Pagrus major, the red seabream is a fish species in the family Sparidae. In Japan, Pagrus major is known as madai (真鯛, or "genuine tai") and is prized both for its flavor and for its traditional use as an auspicious food, often served at New Year's and at festive occasions such as weddings. In Korea, it is known as domi (도미) or chamdom (참돔; "true dom"). Successful sumo wrestlers are often photographed holding the fish.[1] It is also the most commonly eaten fish in Taiwan. Habitat preference is genetically coded in the juvenile pagrus major, which help them to choose the optimal microhabitat in fluctuating environment. Habitat preference was only seen in the juvenile fish, and last till thirty days, while naive fish did not show any habitat preference.

Red seabream
Pagrus major Red seabream ja01.jpg
Scientific classification edit
Kingdom: Animalia
Phylum: Chordata
Class: Actinopterygii
Order: Perciformes
Family: Sparidae
Genus: Pagrus
P. major
Binomial name
Pagrus major
(Temminck & Schlegel, 1843)
  • Chrysophrys major Temminck & Schlegel, 1843
  • Pagrosomus major (Temminck & Schlegel, 1843)
  • Sparus major (Temminck & Schlegel, 1843)
  • Pagus major (Temminck & Schlegel, 1843)

It is widespread in the Northwest Pacific from the northeastern part of South China Sea (Philippines excluded) northward to Japan. It is a marine subtropical oceanodromous demersal fish.

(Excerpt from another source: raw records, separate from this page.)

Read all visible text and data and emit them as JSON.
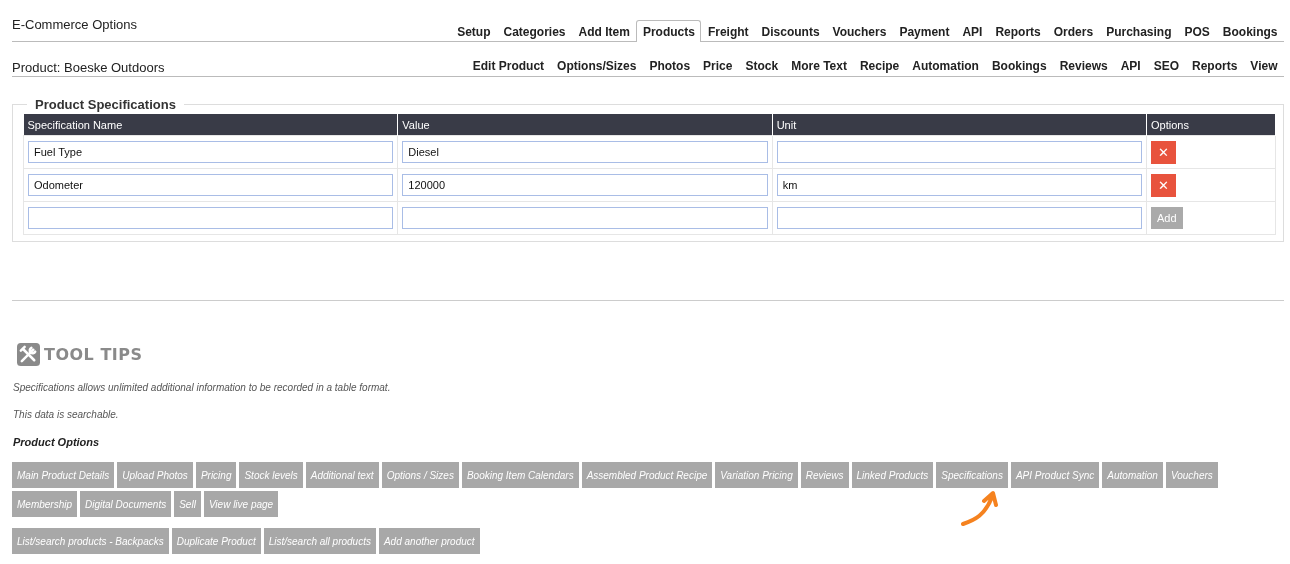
{
  "header": {
    "title": "E-Commerce Options",
    "tabs": [
      {
        "label": "Setup",
        "selected": false
      },
      {
        "label": "Categories",
        "selected": false
      },
      {
        "label": "Add Item",
        "selected": false
      },
      {
        "label": "Products",
        "selected": true
      },
      {
        "label": "Freight",
        "selected": false
      },
      {
        "label": "Discounts",
        "selected": false
      },
      {
        "label": "Vouchers",
        "selected": false
      },
      {
        "label": "Payment",
        "selected": false
      },
      {
        "label": "API",
        "selected": false
      },
      {
        "label": "Reports",
        "selected": false
      },
      {
        "label": "Orders",
        "selected": false
      },
      {
        "label": "Purchasing",
        "selected": false
      },
      {
        "label": "POS",
        "selected": false
      },
      {
        "label": "Bookings",
        "selected": false
      }
    ]
  },
  "subheader": {
    "title": "Product: Boeske Outdoors",
    "links": [
      "Edit Product",
      "Options/Sizes",
      "Photos",
      "Price",
      "Stock",
      "More Text",
      "Recipe",
      "Automation",
      "Bookings",
      "Reviews",
      "API",
      "SEO",
      "Reports",
      "View"
    ]
  },
  "specifications": {
    "legend": "Product Specifications",
    "columns": [
      "Specification Name",
      "Value",
      "Unit",
      "Options"
    ],
    "rows": [
      {
        "name": "Fuel Type",
        "value": "Diesel",
        "unit": "",
        "action": {
          "kind": "delete",
          "label": "✕"
        }
      },
      {
        "name": "Odometer",
        "value": "120000",
        "unit": "km",
        "action": {
          "kind": "delete",
          "label": "✕"
        }
      },
      {
        "name": "",
        "value": "",
        "unit": "",
        "action": {
          "kind": "add",
          "label": "Add"
        }
      }
    ]
  },
  "tool_tips": {
    "title": "TOOL TIPS",
    "paragraphs": [
      "Specifications allows unlimited additional information to be recorded in a table format.",
      "This data is searchable."
    ],
    "options_heading": "Product Options",
    "option_rows": [
      [
        "Main Product Details",
        "Upload Photos",
        "Pricing",
        "Stock levels",
        "Additional text",
        "Options / Sizes",
        "Booking Item Calendars",
        "Assembled Product Recipe",
        "Variation Pricing",
        "Reviews",
        "Linked Products",
        "Specifications",
        "API Product Sync",
        "Automation",
        "Vouchers"
      ],
      [
        "Membership",
        "Digital Documents",
        "Sell",
        "View live page"
      ]
    ],
    "action_buttons": [
      "List/search products - Backpacks",
      "Duplicate Product",
      "List/search all products",
      "Add another product"
    ]
  }
}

See alsoEdit


Takahashi, K and Masuda, R. “ Nurture is above nature: nursery experience determines habitat preference of red sea bream Pagrus major juveniles” Journal of Ethology 37.3 (2019): 317-323. Web. Sep-2019.

  1. ^ Mulvey, Stephen (18 December 2012). "Why do Japanese politicians wave fish?" – via

External linksEdit